Of Cold Spring Township, superintendent Ulrich said in 1953 that Cold Spring Township’s children were going to school but the township itself did not have a school board (the township stopped electing municipal officials altogether in 1961). The Ditzler School, built in 1876 in the vicinity of Green Point and Gold Mine Road, had served area children for decades.
In 1958, Northern Lebanon closed 10 one-room schools. In that year, the opened up its $1.9 million high school by Route 22 and two elementary schools, one in Jonestown and one near Lickdale.
A stone one-room schoolhouse was constructed roughly northwest of the town center of Palmyra sometime prior to 1860. It was followed by a brick schoolhouse in the South Locust Street area.

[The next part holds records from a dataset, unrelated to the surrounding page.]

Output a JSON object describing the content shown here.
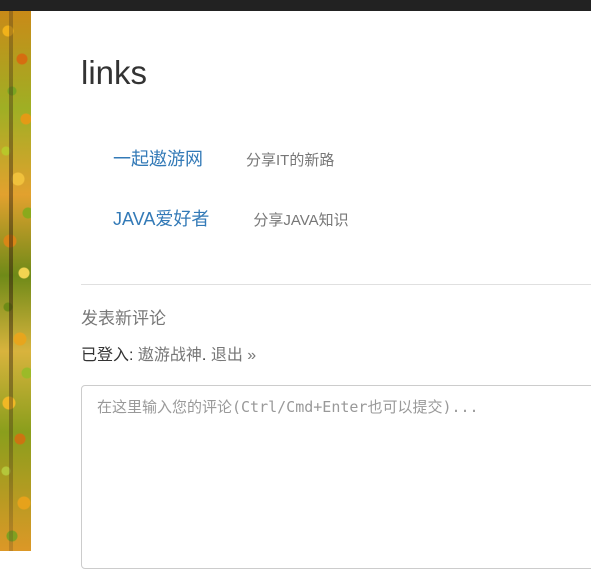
{
  "header": {
    "title": "links"
  },
  "links": [
    {
      "name": "一起遨游网",
      "description": "分享IT的新路"
    },
    {
      "name": "JAVA爱好者",
      "description": "分享JAVA知识"
    }
  ],
  "comments": {
    "heading": "发表新评论",
    "logged_in_label": "已登入: ",
    "username": "遨游战神",
    "separator": ". ",
    "logout_label": "退出 »",
    "placeholder": "在这里输入您的评论(Ctrl/Cmd+Enter也可以提交)..."
  },
  "colors": {
    "link": "#337ab7",
    "muted_text": "#777777",
    "title_text": "#333333",
    "top_bar": "#222222"
  }
}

It’s been reported that students in the area would alternate attendance at either school each year.
By 1955, it was reported that all one-room schoolhouses within the district — Palmyra, North and South Londonderry Townships — had been “abandoned.” Many of the buildings were simply converted into residences, like the Gravel Hill School near the cemetery of the same name. Other schools included the Nafzinger School, Rissers School (near Lawn), Longs School, and Hoffer School, which held an alumni reunion in 2003, 50 years after its closing.
Though not technically one-room, the now-closed Lawn Elementary School has often been regarded as a classic “Little Red Schoolhouse.” Two years before its 1981 closing, the school taught around 155 students from first through sixth grades who frequently biked or walked to school, answered phone calls, rung the class bell, and did other routine work throughout the day. The bell itself was part of an earlier Lawn one-room school, according to a 1979 LDN article by Susan Geib Moyer.

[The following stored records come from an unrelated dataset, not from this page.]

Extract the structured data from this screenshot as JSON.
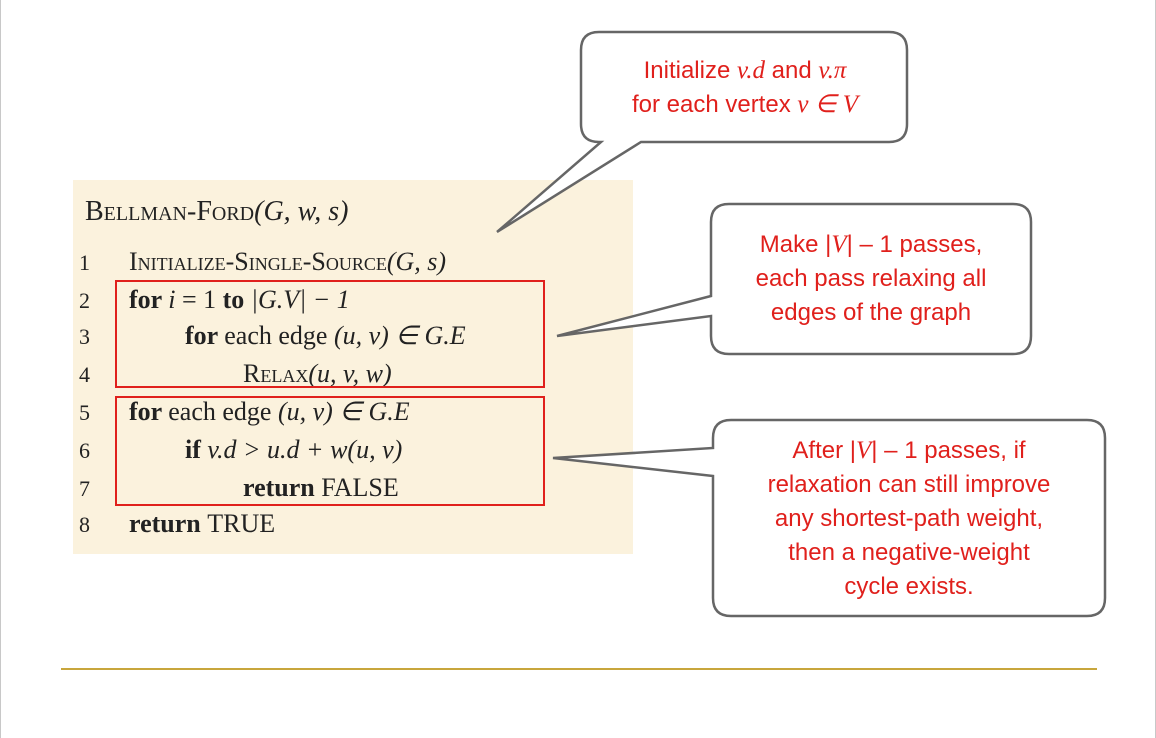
{
  "code": {
    "proc_name": "Bellman-Ford",
    "proc_args": "(G, w, s)",
    "lines": [
      {
        "num": "1",
        "parts": [
          {
            "t": "Initialize-Single-Source",
            "s": "sc"
          },
          {
            "t": "(G, s)",
            "s": "it"
          }
        ]
      },
      {
        "num": "2",
        "parts": [
          {
            "t": "for ",
            "s": "kw"
          },
          {
            "t": "i",
            "s": "it"
          },
          {
            "t": " = 1 ",
            "s": ""
          },
          {
            "t": "to ",
            "s": "kw"
          },
          {
            "t": "|G.V| − 1",
            "s": "it"
          }
        ]
      },
      {
        "num": "3",
        "parts": [
          {
            "t": "for ",
            "s": "kw"
          },
          {
            "t": "each edge ",
            "s": ""
          },
          {
            "t": "(u, v) ∈ G.E",
            "s": "it"
          }
        ]
      },
      {
        "num": "4",
        "parts": [
          {
            "t": "Relax",
            "s": "sc"
          },
          {
            "t": "(u, v, w)",
            "s": "it"
          }
        ]
      },
      {
        "num": "5",
        "parts": [
          {
            "t": "for ",
            "s": "kw"
          },
          {
            "t": "each edge ",
            "s": ""
          },
          {
            "t": "(u, v) ∈ G.E",
            "s": "it"
          }
        ]
      },
      {
        "num": "6",
        "parts": [
          {
            "t": "if ",
            "s": "kw"
          },
          {
            "t": "v.d > u.d + w(u, v)",
            "s": "it"
          }
        ]
      },
      {
        "num": "7",
        "parts": [
          {
            "t": "return ",
            "s": "kw"
          },
          {
            "t": "FALSE",
            "s": "sc"
          }
        ]
      },
      {
        "num": "8",
        "parts": [
          {
            "t": "return ",
            "s": "kw"
          },
          {
            "t": "TRUE",
            "s": "sc"
          }
        ]
      }
    ]
  },
  "callouts": {
    "init": {
      "line1_a": "Initialize ",
      "line1_m1": "v.d",
      "line1_b": " and ",
      "line1_m2": "v.π",
      "line2_a": "for each vertex ",
      "line2_m": "v ∈ V"
    },
    "passes": {
      "line1_a": "Make |",
      "line1_m": "V",
      "line1_b": "| – 1 passes,",
      "line2": "each pass relaxing all",
      "line3": "edges of the graph"
    },
    "cycle": {
      "line1_a": "After |",
      "line1_m": "V",
      "line1_b": "| – 1 passes, if",
      "line2": "relaxation can still improve",
      "line3": "any shortest-path weight,",
      "line4": "then a negative-weight",
      "line5": "cycle exists."
    }
  },
  "colors": {
    "accent_red": "#e0201c",
    "panel_bg": "#fbf2dd",
    "divider": "#c8a63c"
  }
}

The strong religious background of eastern Lebanon and its Amish and Mennonite communities resulted in its earliest schools were parochial. Information on these is hard to come by, but parochial schools often doubled as churches. Like Lebanon, some were erected on land dedicated for educational purposes.
One of the earliest schools in Myerstown, a log school house, was built in 1767, which was followed by another 1811. Seven school houses constructed out of limestone and brick were subsequently built and several of these were later converted to residences.
In 1952, the Smaltz School in Jackson Township and the Royers School in Royerstown sold to private parties for several thousand dollars apiece.
In 1958, the students of the six remaining ELCO-area one-room schoolhouses began attending the newly constructed $350,000 elementary school, prompting the other schools to close.
According to a 1961 article in the Lebanon Daily News, the last-used public one-room schoolhouses of the county were the five in the Annville-Cleona district. These included a school in Fontana; the Washington School roughly 2 miles south of Annville; the Mt. Pleasant School; the Garfield School near Campbelltown; and Mt. Wilson’s New Salem School.
North Annville Township counted even more than these, including the Shady Grove School two miles north of Annville on Route 934, where the other schools of the township congregated for Field Day and its contests each springtime, and the Laurel Grove School (different from Cornwall’s).
Did we leave out a school you’d like to tell us about? Email the author at [email protected] and let us know.
If you’re interested in finding out more about Lebanon County’s one-room schoolhouses, seek out late local expert Wayne Anspach’s book titled One Room Schools in East Hanover, Union, Swatara, North Annville, North Londonderry, and Surrounding Townships. The website TopoQuest may also be useful in locating former locations.
Do you support local news?
If you believe that Lebanon County needs independent, high-quality journalism, consider joining LebTown as a member. Your support will go directly towards stories like this and you will be helping ensure that our community has a reliable news source for years to come.
Learn more about membership and join now here.